This is a situation where a financial institution aggregates many separate requests for transmittals of funds into one combined transmittal of funds.

Whenever a financial institution aggregates separate transmittors from separate transmittals of funds, the transmittor's financial institution itself becomes the transmittor, for the purpose of the Travel rule. Conversely, any time a financial institution combines separate recipients from separate transmittals of funds, the recipient's financial institution itself becomes the recipient, for the purpose of the Travel rule.

For example, if a money transmitter has five (5) customers who wish to have funds disbursed to five separate recipients at a separate money transmitter, and the money transmitter uses a bank to carry out the movement of funds, the bank might aggregate the five (5) separate customers. In such an instance and for the purposes of the Travel rule, the bank may list as transmittor the transmittors’ money transmitter, and as recipient the recipients' money transmitter. However, the transmittors' money transmitter itself is independently obligated to make travel the required information to the recipients' money transmitter. Thus, the information is still required to travel in an aggregated transmittal of funds, although not necessarily in the same manner or by the same parties as in a non-aggregated transmittal of funds. (January 1997)

15. How should joint party transmittals of funds be treated?

For example, Ms. A and Ms. B, sisters with different names and addresses, jointly act as the transmittor or as the recipient. In such cases, it may be impossible to transfer all the information required under the Travel rule. In this instance, the Treasury suggests the following:

When a transmittal of funds is initiated by more than one transmittor, or sent to more than one recipient, the transmittor's financial institution may select one transmittor, or one recipient, as the person whose information must be passed under the “Travel” rule. In all cases involving a transmittal of funds from a joint account, the account holder that ordered the transmittal of funds should be identified as the transmittor on the transmittal order. Please note that for the Joint Rule [31 CFR 103.33(e) and (f)], records must still be kept on all parties. (January 1997)

16. How should a financial institution treat a customer who uses a code name or a pseudonym, or a customer who has requested that the financial institution hold his/her mail?

For purposes of compliance with the Travel rule, the use of a code name or pseudonym is prohibited.
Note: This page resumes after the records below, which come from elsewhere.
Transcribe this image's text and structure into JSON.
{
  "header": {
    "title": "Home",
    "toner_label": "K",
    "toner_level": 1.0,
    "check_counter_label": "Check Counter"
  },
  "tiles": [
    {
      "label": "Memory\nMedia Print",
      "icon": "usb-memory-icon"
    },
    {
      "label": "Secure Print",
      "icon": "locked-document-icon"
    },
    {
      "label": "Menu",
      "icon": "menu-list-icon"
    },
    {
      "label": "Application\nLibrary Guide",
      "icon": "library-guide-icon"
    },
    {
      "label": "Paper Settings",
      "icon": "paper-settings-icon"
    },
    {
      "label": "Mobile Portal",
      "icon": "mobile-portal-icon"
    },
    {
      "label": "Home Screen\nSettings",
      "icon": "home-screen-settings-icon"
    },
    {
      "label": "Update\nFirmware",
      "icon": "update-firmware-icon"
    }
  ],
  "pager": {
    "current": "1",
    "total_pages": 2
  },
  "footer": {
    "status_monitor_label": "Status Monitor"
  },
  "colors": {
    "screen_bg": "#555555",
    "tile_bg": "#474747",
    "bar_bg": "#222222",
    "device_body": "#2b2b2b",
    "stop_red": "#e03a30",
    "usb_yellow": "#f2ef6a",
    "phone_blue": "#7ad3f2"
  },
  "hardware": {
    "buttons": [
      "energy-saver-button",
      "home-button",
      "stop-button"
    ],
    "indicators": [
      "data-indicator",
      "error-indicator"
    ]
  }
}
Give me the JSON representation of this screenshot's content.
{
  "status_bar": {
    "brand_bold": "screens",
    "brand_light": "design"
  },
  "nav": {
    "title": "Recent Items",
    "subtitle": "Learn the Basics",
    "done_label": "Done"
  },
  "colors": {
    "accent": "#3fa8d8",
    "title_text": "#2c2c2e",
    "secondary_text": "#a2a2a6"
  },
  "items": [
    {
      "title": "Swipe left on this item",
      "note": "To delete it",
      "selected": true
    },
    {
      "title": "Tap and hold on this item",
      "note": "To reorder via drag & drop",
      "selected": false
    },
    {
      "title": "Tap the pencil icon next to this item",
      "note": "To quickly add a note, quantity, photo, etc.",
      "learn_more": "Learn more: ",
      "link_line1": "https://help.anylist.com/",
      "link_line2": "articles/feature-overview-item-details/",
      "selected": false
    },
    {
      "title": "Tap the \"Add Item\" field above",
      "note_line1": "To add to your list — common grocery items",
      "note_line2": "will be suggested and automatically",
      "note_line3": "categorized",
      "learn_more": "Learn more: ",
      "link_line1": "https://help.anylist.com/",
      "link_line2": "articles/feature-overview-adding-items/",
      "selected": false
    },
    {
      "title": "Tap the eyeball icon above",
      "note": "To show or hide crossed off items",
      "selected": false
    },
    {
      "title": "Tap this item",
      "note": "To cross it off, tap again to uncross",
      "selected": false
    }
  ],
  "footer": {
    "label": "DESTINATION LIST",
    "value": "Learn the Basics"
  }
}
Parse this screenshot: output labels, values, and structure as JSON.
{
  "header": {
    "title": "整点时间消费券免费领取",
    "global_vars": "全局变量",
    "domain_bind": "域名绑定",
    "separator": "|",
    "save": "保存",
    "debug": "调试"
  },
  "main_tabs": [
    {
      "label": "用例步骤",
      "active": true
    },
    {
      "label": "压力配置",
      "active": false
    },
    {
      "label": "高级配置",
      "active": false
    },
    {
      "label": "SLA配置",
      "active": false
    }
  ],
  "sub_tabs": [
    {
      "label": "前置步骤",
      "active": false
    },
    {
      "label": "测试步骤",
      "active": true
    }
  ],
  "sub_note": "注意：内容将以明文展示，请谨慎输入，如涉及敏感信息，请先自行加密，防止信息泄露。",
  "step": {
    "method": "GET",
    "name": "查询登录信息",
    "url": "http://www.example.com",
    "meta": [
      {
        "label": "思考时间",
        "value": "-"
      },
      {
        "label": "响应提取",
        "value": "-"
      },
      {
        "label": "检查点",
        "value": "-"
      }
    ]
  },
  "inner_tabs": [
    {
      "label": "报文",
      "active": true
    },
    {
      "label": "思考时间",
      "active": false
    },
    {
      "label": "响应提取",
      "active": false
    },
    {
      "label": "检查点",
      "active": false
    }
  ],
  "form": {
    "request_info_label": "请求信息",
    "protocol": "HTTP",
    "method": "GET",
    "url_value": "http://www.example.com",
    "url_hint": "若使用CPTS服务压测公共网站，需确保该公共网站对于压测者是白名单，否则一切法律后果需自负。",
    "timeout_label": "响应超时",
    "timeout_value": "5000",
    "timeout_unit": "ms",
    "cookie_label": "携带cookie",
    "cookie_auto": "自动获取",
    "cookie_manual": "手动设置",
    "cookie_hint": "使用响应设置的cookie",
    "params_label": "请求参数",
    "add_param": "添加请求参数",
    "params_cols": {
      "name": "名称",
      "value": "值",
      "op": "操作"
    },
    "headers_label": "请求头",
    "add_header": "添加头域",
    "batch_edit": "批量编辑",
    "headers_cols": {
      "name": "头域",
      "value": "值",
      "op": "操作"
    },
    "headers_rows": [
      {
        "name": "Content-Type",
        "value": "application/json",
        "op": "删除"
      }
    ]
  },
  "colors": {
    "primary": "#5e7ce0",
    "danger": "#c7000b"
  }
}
In all such cases, the financial institution must use the customer's true name, and the customer's address. Customers may use abbreviated names, names reflecting different accounts of a corporation, as well as trade and assumed names, or names of unincorporated divisions or departments of businesses.

There may be legitimate reasons for having the financial institution's address serve as the transmittor's mailing address, such as where a customer has requested that the financial institution hold his/her mail. Consequently, so long as the financial institution maintains on file the transmittor's true address and such true address is retrievable upon request by law enforcement, the financial institution may comply with Section 103.33(g) by forwarding with the transmittal order the customer’s mailing address that is maintained in its automated Customer Information File (CIF) (even if that address happens to be the bank's own mailing address). (Updated November 2010)

17. To whom can a financial institution go should it have further questions?

Any financial institution may contact its primary Bank Secrecy Act examination authority, or the Treasury Department's Financial Crimes Enforcement Network can be contacted regarding questions on the Bank Secrecy Act rules at (800) 949-2732. (Updated November 2010)